|29||Starner, T; "Human- powered wearable computing"; Systems Journal; IBM Corporation; bearing various dates of 1996 and 1998; pp. 1-14; printed on Jul. 1, 2004; located at: http://www.research.ibm.com/journal/sj/mit/sectione/starner.html.|
|30||U.S. Appl. No. 11/492,716, Hillis et al.|
|31||U.S. Appl. No. 11/495,165, Hillis et al.|
|32||U.S. Appl. No. 11/495,167, Hillis et al.|
|33||U.S. Appl. No. 11/523,172, Goodall et al.|
|Citing Patent||Filing date||Publication date||Applicant||Title|
|US8574295||Jan 17, 2012||Nov 5, 2013||Vista Ocular, Llc||Accommodating intra-ocular lens system|
|US9052528 *||Feb 28, 2013||Jun 9, 2015||Johnson & Johnson Vision Care, Inc.||Electronic ophthalmic lens with multi-input voting scheme|
|US20130215376 *||Feb 21, 2012||Aug 22, 2013||Zhiyang Guo||Electronic spectacles having partitioned switching lens|
|US20140240658 *||Feb 28, 2013||Aug 28, 2014||Johnson & Johnson Vision Care, Inc.||Electronic ophthalmic lens with multi-input voting scheme|
|U.S. Classification||351/159.39, 382/254|
|Cooperative Classification||A61B5/14553, A61B5/04001, G02C7/083, G02C7/081, A61B5/0476, A61B5/6814, G02C7/085|
|European Classification||A61B5/68B2B, G02C7/08E4, G02C7/08E2, G02C7/08E, A61B5/04B, A61B3/00|
|Sep 29, 2006||AS||Assignment|
Owner name: SEARETE LLC, WASHINGTON
Free format text: ASSIGNMENT OF ASSIGNORS INTEREST;ASSIGNORS:GOODALL, ELEANOR V.;HILLIS, W. DANIEL;HYDE, RODERICK A.;AND OTHERS;REEL/FRAME:018347/0627;SIGNING DATES FROM 20060814 TO 20060913
|Nov 6, 2009||AS||Assignment|
Owner name: INVENTION SCIENCE FUND I, WASHINGTON
Free format text: ASSIGNMENT OF ASSIGNORS INTEREST;ASSIGNOR:SEARETE LLC;REEL/FRAME:023484/0579
Effective date: 20091106
|Aug 16, 2011||FPAY||Fee payment|
Year of fee payment: 4
|Oct 13, 2015||FPAY||Fee payment|
Year of fee payment: 8
|Jan 15, 2016||AS||Assignment|
Owner name: GEARBOX, LLC, WASHINGTON

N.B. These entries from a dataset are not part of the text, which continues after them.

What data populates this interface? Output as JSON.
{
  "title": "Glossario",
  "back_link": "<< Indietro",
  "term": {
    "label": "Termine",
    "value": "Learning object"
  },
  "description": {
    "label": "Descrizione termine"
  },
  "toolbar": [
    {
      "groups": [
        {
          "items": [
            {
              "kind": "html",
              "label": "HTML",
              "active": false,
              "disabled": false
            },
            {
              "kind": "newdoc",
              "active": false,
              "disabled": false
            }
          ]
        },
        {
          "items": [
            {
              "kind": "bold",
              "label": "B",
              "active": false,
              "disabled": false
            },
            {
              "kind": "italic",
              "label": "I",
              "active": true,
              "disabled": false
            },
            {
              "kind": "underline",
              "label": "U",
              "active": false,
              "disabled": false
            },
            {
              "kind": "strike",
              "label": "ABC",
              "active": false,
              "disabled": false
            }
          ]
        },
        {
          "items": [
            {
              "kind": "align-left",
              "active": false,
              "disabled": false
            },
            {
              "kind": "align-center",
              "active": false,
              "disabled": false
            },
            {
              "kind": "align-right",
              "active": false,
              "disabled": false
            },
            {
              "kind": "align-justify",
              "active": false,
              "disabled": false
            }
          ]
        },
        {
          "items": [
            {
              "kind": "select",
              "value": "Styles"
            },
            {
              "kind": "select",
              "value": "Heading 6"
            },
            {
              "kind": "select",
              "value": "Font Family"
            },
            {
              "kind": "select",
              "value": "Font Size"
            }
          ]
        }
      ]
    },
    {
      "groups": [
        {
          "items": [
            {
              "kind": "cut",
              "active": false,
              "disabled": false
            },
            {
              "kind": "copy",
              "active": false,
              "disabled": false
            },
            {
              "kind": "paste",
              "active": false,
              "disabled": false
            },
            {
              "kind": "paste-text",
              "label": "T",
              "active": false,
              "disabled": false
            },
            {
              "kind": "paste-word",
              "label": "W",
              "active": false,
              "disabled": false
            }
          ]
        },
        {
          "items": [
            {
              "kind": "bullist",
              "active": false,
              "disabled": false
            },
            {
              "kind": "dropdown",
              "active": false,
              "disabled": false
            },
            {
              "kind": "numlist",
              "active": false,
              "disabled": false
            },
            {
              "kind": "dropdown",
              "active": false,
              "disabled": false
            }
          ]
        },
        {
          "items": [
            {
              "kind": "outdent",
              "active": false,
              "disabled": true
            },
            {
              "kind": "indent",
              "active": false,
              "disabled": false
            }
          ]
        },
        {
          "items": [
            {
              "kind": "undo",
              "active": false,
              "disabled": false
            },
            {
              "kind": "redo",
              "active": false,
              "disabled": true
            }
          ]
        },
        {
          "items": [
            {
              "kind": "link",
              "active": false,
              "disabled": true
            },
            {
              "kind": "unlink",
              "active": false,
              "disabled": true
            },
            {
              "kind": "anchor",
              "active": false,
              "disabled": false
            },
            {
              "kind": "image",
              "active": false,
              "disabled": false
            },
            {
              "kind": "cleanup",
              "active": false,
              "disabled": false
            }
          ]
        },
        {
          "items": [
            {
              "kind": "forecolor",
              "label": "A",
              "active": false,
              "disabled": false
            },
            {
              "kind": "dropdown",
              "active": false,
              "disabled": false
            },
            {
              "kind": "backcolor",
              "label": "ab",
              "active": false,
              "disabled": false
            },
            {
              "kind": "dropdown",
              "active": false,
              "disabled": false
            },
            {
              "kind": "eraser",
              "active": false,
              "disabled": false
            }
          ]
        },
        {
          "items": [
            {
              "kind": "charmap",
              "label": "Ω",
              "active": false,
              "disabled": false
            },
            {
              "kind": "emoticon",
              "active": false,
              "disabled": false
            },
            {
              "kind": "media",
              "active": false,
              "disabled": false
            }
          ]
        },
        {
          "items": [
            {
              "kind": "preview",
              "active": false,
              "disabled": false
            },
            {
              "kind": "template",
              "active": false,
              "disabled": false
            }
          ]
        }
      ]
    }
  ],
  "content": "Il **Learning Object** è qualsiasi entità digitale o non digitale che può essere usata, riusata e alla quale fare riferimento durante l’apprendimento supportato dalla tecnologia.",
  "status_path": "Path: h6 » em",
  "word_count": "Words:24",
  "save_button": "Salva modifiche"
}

Free format text: ASSIGNMENT OF ASSIGNORS INTEREST;ASSIGNOR:THE INVENTION SCIENCE FUND I LLC;REEL/FRAME:037540/0396
Effective date: 20160113